Do any individuals in particular stand out?
Oh, yes, two in particular from the past 50 years: Stan Persky and Kurt Preinsperg. Persky was one of the leaders of the revolution in the late 60s, an unorthodox president of the Arts Undergraduate Society who wanted to introduce “human government” and who at one point tried to get athletic funding for an imaginary hockey league; unfortunately, I think all he got was imaginary funding.
As revolutionaries go, he was rather quirky, maybe more hippie comedian than hardliner. When Dow Chemical came to campus, he wanted to reason with people to convince them not to apply to work for them. His harder‑line fellow activist, Gabor Maté, said, Oh, let’s just block the doors.
And then there was Kurt Preinsperg, the longtime controversial writer of letters to the editor of the Ubyssey (about things like tying foreign aid to population control). He went from that to becoming president of the AMS (not the usual route) but got in trouble for compiling “Rules for Romance” (tips for picking up girls, some said). There was even a tongue-in-cheek documentary made about him, called, of course, Rules for Romance.

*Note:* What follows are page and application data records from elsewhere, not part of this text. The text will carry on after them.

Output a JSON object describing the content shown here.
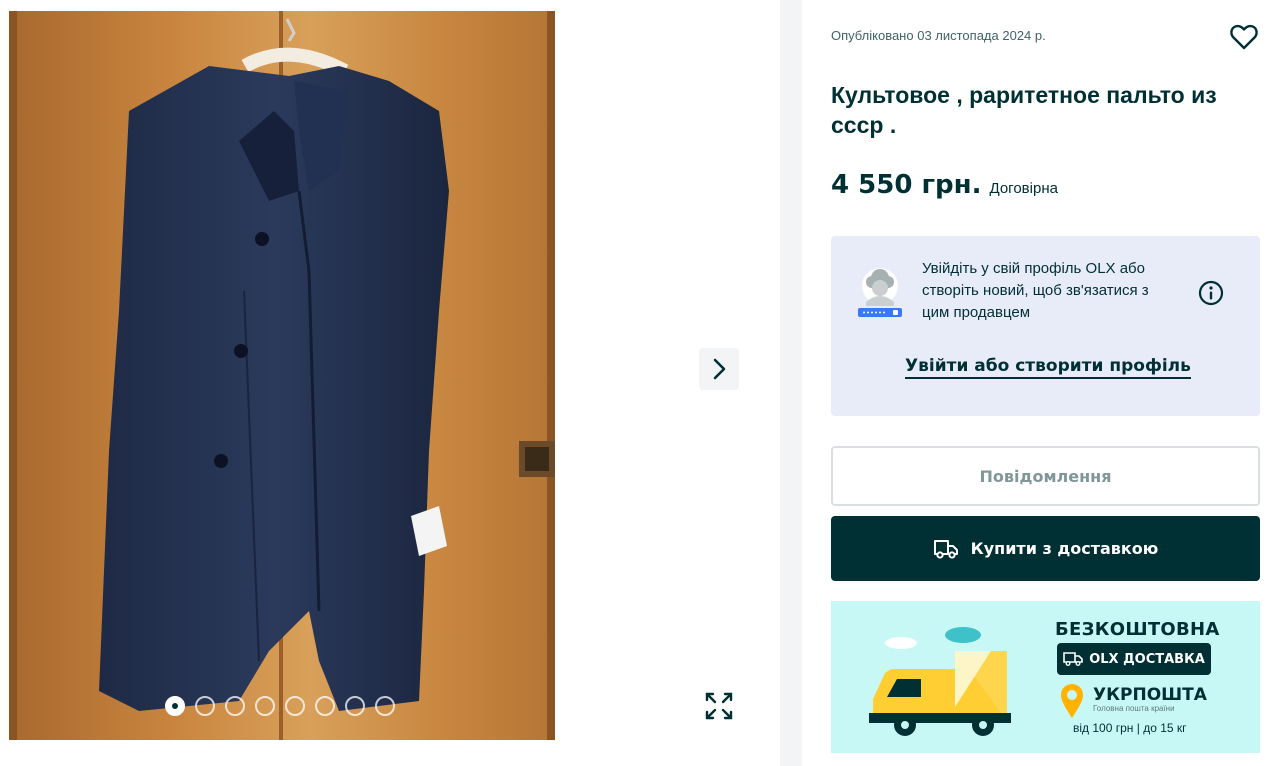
{
  "gallery": {
    "photo_count": 8,
    "active_index": 0,
    "next_label": "next-image",
    "fullscreen_label": "fullscreen"
  },
  "listing": {
    "posted": "Опубліковано 03 листопада 2024 р.",
    "title": "Культовое , раритетное пальто из ссср .",
    "price": "4 550 грн.",
    "negotiable": "Договірна"
  },
  "login_prompt": {
    "text": "Увійдіть у свій профіль OLX або створіть новий, щоб зв'язатися з цим продавцем",
    "link": "Увійти або створити профіль"
  },
  "actions": {
    "message": "Повідомлення",
    "buy_delivery": "Купити з доставкою"
  },
  "promo": {
    "free": "БЕЗКОШТОВНА",
    "badge": "OLX ДОСТАВКА",
    "carrier": "УКРПОШТА",
    "carrier_sub": "Головна пошта країни",
    "terms": "від 100 грн | до 15 кг"
  },
  "colors": {
    "brand_dark": "#002f34",
    "login_bg": "#e8ecf9",
    "promo_bg": "#c8f8f6",
    "truck_yellow": "#ffce32"
  }
}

Earlier there was Evelyn Lett, who helped write the first AMS constitution and who continued to be interested in student affairs for years afterward (pushing for student residences, for instance). The AMS gave her its Great Trekker Award in 1965. Later there was the first female frosh president, who made an even bigger splash after UBC: Kim Campbell, our first female prime minister (who has graciously contributed a foreword to the book).
What do you consider to have been the most inventive student protest?
Making a complaint to the UN about tuition was pretty inventive, though it backfired on the AMS president who did it. Then there was Pat Marchak (later dean of Arts), who made a protest of sorts as editor of the Ubyssey, writing an editorial in which she attacked “phonies,” i.e. people who put extra-curricular activities ahead of their studies. That backfired too, because at Christmas she confessed that no new staffers had joined the paper. Presumably they were too busy studying.